HASH(0xa11aa66c) out of 5 stars Interesting but Somewhat Pointless Sept. 2 2009
By Alan M. Polansky - Published on
Format: Paperback
I am a mystery fan who recently read Hawksmoor so that this review is from the perspective of a mystery fan. As has been pointed out, the book revolves around two parallel stories, one in the eighteenth century and one in the "present" (about 20 years ago). The eighteenth century part of the book is written in first person and the writing for this part of the book is well done. The use of eighteenth century English really helps one feel the mood of post-plague London. It is a bit difficult to follow in some places, but the effort is worth the time. One the other hand, the writing for the "present" part of the book is not nearly as well done. Much of the dialogue is awkward, and the plot is rather thin. Ackroyd also has an annoying habit of making the parallelism between the two stories very very obvious. It seems that on every other page he seems to be screaming at you: "Remember these two stories are parallel!". O.K., I get it already! I was also amazed at how Ackroyd becomes so wrapped up in attempting to use pretentious writing, that he seems to lose his common sense. At one point, Ackroyd makes a comment that time passes like points on a balloon the is being blown up, his point being that all of the points on the balloon move away from each other at the same rate. The problem is that this is not true! The points on the neck of the balloon stay relatively close whereas points on the other end of the balloon move away from each other at a much faster rate.

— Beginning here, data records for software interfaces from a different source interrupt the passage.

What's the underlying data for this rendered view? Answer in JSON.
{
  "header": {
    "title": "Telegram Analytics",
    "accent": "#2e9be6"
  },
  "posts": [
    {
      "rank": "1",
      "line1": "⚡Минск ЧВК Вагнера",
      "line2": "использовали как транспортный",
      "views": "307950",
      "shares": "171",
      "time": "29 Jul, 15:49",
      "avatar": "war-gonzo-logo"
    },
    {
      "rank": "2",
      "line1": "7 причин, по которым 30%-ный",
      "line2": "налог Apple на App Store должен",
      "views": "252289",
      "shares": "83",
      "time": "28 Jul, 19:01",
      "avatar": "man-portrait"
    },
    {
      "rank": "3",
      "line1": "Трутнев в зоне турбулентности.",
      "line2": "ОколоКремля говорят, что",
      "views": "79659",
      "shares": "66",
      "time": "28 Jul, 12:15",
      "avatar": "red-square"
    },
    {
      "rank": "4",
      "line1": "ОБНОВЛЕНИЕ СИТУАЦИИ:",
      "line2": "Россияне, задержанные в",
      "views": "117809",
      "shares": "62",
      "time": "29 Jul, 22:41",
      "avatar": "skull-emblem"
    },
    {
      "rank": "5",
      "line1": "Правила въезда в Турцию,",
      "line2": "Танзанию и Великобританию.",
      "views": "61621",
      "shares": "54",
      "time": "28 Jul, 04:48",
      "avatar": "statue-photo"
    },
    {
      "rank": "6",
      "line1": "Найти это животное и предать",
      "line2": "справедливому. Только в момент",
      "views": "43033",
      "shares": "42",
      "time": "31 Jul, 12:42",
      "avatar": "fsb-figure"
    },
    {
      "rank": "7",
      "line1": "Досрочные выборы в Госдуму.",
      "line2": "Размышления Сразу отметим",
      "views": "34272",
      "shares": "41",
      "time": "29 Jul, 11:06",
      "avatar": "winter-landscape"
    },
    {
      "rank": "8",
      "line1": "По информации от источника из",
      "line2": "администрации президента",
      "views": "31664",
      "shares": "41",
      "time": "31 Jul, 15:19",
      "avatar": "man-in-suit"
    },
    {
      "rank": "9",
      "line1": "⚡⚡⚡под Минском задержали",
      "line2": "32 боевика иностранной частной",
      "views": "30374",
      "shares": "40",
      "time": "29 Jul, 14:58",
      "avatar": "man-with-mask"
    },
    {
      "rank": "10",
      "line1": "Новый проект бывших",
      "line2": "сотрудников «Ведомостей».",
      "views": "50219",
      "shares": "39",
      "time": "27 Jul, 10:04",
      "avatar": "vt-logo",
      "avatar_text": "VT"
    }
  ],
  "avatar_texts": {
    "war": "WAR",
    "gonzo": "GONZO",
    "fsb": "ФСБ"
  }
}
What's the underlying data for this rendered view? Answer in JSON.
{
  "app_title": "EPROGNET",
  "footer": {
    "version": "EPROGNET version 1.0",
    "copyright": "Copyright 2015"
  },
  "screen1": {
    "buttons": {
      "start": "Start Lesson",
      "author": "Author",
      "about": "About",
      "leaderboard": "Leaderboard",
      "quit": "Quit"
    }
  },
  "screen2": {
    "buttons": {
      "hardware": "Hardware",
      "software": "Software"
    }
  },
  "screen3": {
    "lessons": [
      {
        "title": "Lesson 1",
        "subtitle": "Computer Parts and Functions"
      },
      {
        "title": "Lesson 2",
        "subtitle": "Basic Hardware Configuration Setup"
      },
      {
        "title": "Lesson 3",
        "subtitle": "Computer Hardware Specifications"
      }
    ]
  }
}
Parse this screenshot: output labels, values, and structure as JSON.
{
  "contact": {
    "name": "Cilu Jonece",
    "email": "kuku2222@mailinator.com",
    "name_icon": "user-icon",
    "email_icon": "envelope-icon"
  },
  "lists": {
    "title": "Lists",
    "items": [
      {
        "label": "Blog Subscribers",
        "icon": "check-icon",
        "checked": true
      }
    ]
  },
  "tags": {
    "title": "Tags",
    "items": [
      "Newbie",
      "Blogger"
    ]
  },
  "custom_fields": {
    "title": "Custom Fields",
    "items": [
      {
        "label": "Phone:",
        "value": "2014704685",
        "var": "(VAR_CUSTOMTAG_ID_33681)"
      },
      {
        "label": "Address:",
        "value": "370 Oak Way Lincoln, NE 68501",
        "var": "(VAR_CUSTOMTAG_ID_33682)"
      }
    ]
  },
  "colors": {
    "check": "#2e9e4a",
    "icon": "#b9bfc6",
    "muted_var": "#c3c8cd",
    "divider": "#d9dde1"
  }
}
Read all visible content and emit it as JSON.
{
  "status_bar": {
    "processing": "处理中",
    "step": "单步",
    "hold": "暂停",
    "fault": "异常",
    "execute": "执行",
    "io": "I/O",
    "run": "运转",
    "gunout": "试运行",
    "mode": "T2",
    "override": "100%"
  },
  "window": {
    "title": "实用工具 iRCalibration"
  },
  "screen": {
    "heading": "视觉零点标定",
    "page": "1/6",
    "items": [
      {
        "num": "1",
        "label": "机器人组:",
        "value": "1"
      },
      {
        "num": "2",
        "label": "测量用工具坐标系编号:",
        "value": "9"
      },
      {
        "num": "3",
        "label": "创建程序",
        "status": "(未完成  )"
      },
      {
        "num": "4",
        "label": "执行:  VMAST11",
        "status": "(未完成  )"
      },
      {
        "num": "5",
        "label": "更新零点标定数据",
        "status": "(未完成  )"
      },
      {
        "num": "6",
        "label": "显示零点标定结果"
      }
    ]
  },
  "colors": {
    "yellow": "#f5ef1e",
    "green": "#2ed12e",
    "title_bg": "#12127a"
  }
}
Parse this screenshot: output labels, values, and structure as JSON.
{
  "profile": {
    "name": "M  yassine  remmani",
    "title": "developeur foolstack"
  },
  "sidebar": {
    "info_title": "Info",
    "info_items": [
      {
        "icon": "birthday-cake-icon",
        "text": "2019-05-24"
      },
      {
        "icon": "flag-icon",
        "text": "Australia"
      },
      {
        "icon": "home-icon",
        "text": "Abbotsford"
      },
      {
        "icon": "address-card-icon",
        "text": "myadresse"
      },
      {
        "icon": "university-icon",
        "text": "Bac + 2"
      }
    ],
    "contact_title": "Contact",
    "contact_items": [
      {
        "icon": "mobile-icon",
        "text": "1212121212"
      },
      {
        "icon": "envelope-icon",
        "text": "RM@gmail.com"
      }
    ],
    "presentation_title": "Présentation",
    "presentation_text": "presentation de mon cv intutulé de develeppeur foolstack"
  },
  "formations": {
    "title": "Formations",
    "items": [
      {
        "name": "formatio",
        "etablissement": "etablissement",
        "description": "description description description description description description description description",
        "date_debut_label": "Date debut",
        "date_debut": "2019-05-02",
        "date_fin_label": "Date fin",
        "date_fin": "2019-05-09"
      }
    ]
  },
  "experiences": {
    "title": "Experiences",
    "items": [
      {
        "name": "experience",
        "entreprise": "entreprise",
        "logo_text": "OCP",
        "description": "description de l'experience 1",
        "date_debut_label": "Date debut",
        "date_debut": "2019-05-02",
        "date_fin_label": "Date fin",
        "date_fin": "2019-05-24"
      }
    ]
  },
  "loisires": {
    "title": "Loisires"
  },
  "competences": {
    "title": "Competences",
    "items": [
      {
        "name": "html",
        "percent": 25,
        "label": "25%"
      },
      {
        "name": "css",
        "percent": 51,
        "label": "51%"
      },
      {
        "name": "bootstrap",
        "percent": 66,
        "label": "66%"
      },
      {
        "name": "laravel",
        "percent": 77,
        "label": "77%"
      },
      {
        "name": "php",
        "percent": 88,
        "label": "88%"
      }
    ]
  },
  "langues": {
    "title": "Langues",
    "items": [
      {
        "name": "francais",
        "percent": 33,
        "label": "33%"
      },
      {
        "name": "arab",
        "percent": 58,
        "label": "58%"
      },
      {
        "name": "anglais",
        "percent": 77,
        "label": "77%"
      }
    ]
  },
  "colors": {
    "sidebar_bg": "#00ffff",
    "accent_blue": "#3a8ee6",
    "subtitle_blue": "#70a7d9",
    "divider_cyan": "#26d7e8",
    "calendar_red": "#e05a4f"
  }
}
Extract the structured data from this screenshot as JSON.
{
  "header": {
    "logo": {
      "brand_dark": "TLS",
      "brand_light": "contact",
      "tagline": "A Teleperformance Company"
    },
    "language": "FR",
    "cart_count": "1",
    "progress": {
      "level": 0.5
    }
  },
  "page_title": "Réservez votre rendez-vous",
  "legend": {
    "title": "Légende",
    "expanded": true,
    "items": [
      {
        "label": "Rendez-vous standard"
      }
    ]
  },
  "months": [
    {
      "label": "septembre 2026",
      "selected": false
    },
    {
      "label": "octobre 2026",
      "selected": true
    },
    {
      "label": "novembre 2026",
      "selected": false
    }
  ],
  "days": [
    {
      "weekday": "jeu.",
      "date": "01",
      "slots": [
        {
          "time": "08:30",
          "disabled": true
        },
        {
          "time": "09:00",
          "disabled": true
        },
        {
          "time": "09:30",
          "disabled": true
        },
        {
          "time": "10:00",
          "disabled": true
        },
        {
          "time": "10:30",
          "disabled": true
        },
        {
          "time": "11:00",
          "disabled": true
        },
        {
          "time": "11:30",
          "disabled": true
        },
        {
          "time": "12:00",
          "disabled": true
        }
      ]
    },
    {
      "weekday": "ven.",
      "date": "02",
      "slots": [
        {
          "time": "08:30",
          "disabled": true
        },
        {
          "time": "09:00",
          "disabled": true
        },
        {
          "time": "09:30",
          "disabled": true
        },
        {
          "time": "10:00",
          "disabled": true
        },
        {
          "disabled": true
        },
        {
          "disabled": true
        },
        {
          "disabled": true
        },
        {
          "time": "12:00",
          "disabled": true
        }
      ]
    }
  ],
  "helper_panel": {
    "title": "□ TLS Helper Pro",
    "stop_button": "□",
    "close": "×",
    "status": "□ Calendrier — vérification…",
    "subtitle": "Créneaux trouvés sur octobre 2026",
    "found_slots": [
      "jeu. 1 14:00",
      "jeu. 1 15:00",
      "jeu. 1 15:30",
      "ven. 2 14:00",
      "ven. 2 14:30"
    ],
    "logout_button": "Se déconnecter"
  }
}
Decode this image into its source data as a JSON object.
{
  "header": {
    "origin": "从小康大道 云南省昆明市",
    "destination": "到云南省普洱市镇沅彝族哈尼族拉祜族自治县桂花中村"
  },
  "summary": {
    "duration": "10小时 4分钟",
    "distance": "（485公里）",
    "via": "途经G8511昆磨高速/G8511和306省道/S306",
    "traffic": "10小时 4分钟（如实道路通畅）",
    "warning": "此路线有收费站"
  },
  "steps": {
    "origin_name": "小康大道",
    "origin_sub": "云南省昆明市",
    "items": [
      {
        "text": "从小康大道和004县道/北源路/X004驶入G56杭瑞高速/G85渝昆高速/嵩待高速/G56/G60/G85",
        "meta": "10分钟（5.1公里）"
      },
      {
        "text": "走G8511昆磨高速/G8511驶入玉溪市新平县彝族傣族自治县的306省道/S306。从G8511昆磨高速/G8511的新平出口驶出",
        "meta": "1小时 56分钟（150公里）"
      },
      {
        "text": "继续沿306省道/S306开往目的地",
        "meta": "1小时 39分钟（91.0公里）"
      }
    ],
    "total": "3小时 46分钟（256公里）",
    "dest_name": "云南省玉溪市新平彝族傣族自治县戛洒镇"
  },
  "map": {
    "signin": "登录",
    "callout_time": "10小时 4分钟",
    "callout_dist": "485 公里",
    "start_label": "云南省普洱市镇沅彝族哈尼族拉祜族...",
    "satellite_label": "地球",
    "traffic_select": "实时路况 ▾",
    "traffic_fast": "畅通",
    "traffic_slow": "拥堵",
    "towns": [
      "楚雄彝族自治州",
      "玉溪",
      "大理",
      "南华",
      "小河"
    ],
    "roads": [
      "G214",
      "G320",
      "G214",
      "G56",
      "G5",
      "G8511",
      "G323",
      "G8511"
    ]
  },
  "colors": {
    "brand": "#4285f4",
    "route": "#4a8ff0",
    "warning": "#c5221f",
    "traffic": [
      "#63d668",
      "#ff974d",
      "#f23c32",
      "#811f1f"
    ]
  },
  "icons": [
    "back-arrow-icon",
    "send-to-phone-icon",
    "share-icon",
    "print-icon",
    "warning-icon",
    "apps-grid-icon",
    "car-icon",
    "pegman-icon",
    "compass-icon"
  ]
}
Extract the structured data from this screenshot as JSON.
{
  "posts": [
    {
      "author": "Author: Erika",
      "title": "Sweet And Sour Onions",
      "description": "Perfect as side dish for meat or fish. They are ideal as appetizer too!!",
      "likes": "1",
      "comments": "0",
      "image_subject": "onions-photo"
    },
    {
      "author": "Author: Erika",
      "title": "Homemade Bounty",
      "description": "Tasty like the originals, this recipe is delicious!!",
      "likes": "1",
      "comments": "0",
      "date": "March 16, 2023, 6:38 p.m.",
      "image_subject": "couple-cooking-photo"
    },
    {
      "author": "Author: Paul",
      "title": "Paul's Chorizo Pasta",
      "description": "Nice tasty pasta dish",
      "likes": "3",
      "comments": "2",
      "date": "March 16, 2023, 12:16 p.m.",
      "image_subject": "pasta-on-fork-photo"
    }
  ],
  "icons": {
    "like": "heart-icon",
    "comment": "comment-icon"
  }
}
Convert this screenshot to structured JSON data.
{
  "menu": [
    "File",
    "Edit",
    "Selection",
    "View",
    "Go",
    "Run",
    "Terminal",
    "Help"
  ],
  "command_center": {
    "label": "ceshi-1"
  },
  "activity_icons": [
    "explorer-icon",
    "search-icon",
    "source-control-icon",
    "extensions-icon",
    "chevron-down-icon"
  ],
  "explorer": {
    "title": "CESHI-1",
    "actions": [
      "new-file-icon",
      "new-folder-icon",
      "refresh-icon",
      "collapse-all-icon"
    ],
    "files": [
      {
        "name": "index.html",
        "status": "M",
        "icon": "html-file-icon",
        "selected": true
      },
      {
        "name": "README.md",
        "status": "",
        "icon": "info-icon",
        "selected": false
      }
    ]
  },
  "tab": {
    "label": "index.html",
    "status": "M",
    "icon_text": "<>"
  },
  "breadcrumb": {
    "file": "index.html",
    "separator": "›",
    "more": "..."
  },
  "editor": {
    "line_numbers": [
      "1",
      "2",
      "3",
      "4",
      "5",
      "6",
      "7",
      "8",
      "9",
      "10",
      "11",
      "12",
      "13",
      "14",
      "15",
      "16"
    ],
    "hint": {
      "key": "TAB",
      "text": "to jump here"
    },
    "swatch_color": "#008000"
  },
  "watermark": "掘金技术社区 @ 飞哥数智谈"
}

However, my main disappointment with the book is the plot for the "present" part of the story. Not only is the plot thin, but the ending leaves one wondering if the last chapter of the book was truncated. I would have been much happier just reading the eighteenth century part of the book by itself.